EXERCISE MATERIAL:
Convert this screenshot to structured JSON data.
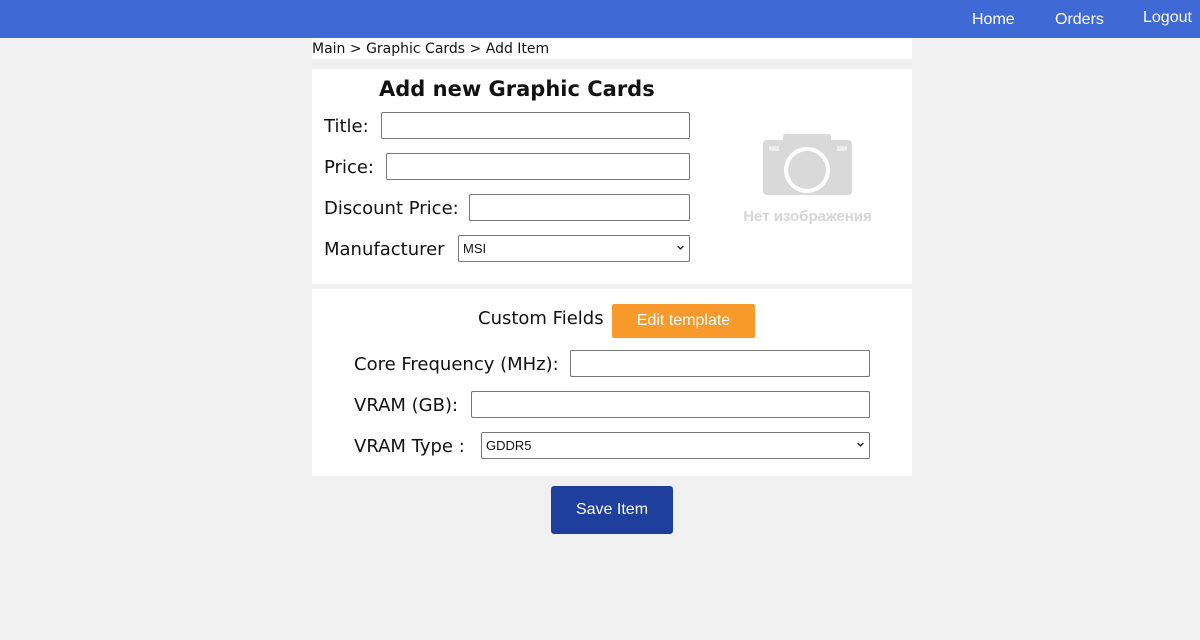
{
  "nav": {
    "home": "Home",
    "orders": "Orders",
    "logout": "Logout"
  },
  "breadcrumb": {
    "main": "Main",
    "category": "Graphic Cards",
    "current": "Add Item",
    "separator": " > "
  },
  "form": {
    "heading": "Add new Graphic Cards",
    "title_label": "Title:",
    "title_value": "",
    "price_label": "Price:",
    "price_value": "",
    "discount_label": "Discount Price:",
    "discount_value": "",
    "manufacturer_label": "Manufacturer",
    "manufacturer_value": "MSI"
  },
  "image_placeholder": {
    "icon": "camera-icon",
    "text": "Нет изображения"
  },
  "custom_fields": {
    "heading": "Custom Fields",
    "edit_button": "Edit template",
    "core_label": "Core Frequency (MHz):",
    "core_value": "",
    "vram_label": "VRAM (GB):",
    "vram_value": "",
    "vram_type_label": "VRAM Type :",
    "vram_type_value": "GDDR5"
  },
  "save_button": "Save Item",
  "colors": {
    "topbar": "#3f69d4",
    "edit_button": "#f7992b",
    "save_button": "#1e3f9b",
    "background": "#f0f0f0"
  }
}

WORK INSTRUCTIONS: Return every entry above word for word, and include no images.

WRITTEN SOLUTION:
Convert this screenshot to structured JSON data.
{
  "nav": {
    "home": "Home",
    "orders": "Orders",
    "logout": "Logout"
  },
  "breadcrumb": {
    "main": "Main",
    "category": "Graphic Cards",
    "current": "Add Item",
    "separator": " > "
  },
  "form": {
    "heading": "Add new Graphic Cards",
    "title_label": "Title:",
    "title_value": "",
    "price_label": "Price:",
    "price_value": "",
    "discount_label": "Discount Price:",
    "discount_value": "",
    "manufacturer_label": "Manufacturer",
    "manufacturer_value": "MSI"
  },
  "image_placeholder": {
    "icon": "camera-icon",
    "text": "Нет изображения"
  },
  "custom_fields": {
    "heading": "Custom Fields",
    "edit_button": "Edit template",
    "core_label": "Core Frequency (MHz):",
    "core_value": "",
    "vram_label": "VRAM (GB):",
    "vram_value": "",
    "vram_type_label": "VRAM Type :",
    "vram_type_value": "GDDR5"
  },
  "save_button": "Save Item",
  "colors": {
    "topbar": "#3f69d4",
    "edit_button": "#f7992b",
    "save_button": "#1e3f9b",
    "background": "#f0f0f0"
  }
}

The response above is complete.